Of course, Biden is no stranger to presidential races — he previously ran in the Democratic primary in 2008. And if he had decided to run now, he would likely have had a strong financial backing and donor base. Some of Hillary Clinton's donors tried to get Biden to run. But Biden's speech was surprisingly rambling and fumbling. However heartfelt he was, it wasn't the campaign material we've come to see and expect from the 2016 election.
For example, Biden began the speech by praising "the Obama legacy" and calling it a "solid foundation" for the next president to build on. But instead of offering examples of what that legacy has achieved or what the next president could build on that Obama has done, Biden immediately went into a list of ways the United States could improve its treatment of the middle class.
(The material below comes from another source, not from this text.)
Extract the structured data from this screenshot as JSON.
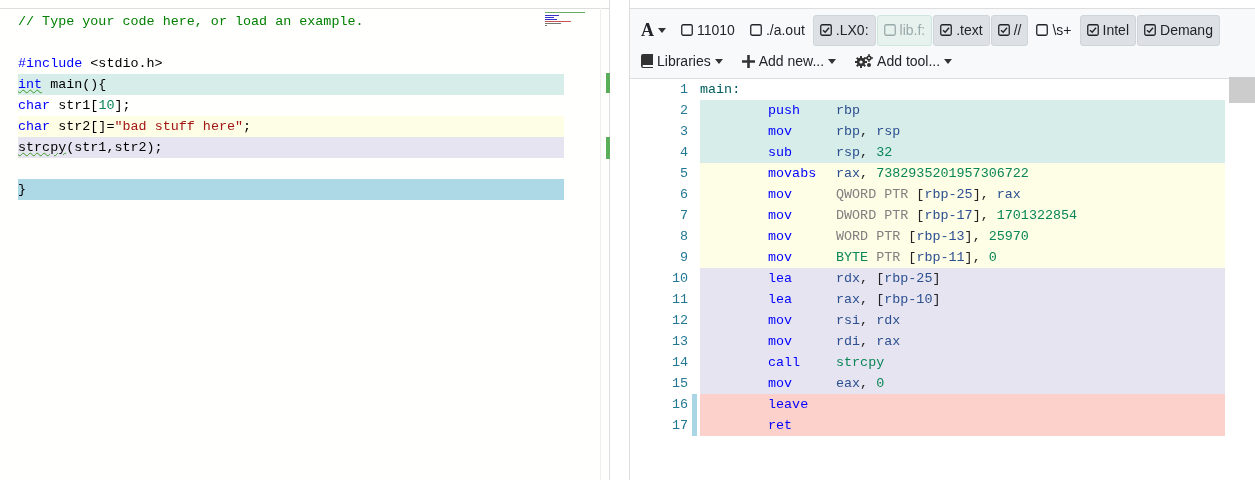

Even that was rambling, with one issue after another being named in a sort of bucket list format:
We need to commit. We are fighting for 14 years ― we need to commit to 16 years of free public education for all of our children. We all know that 12 years of public education is not enough. As a nation, let's make the same commitment to a college education today that we made to a high school education 100 years ago.
Children and child care is the one biggest barrier for working families. We need as the president proposed a triple child care tax credit. That alone will lead to dramatic increase in the number of women able to be in the workforce, and will raise our economic standards.
There are many equitable ways to pay for this. I often hear, well, how do you pay for this? There are many equitable ways to pay for this. We can pay for all of this with one simple step, by limiting the deductions in the tax code to 28 percent of income.
Biden's announcement was heavy on aspiration and light on actual facts. The vice president listed a myriad of issues he'd like to continue working on in the United States: improving the public education system, expanding LGBT rights, providing child care services for working families, and helping the middle class. Those are all great goals, but it's also convenient for Biden to rattle them off in a list without offering suggestions about how to achieve most of them. Biden did mention increasing taxes on "wealthy folks" in order to help the middle class, but that's not exactly a new idea. In that sense, Biden's speech was too soft to be a presidential one. Any candidate can speak freely about the things they'd like to achieve as president ― even finding a cure for cancer, as Biden mentioned:
Even before Biden's announcement, The New York Times' First Draft blog noted Tuesday that a Biden candidacy would be "messy" because his speeches tend to be sporadic and disjointed. The article came after news that Biden had backtracked on his previous statements about Osama bin Laden and his interactions with President Obama about the 2011 raid. And as Mic's Zeeshan Aleem noted, Biden's policies weren't all that different from Clinton's and the other 2016 Democratic presidential hopefuls', even if he did take a jab at Hillary Clinton during his speech. Biden is, as Clinton said Wednesday, a "great man" — but the Democratic presidential candidates who are running this election season are great in their own ways, too.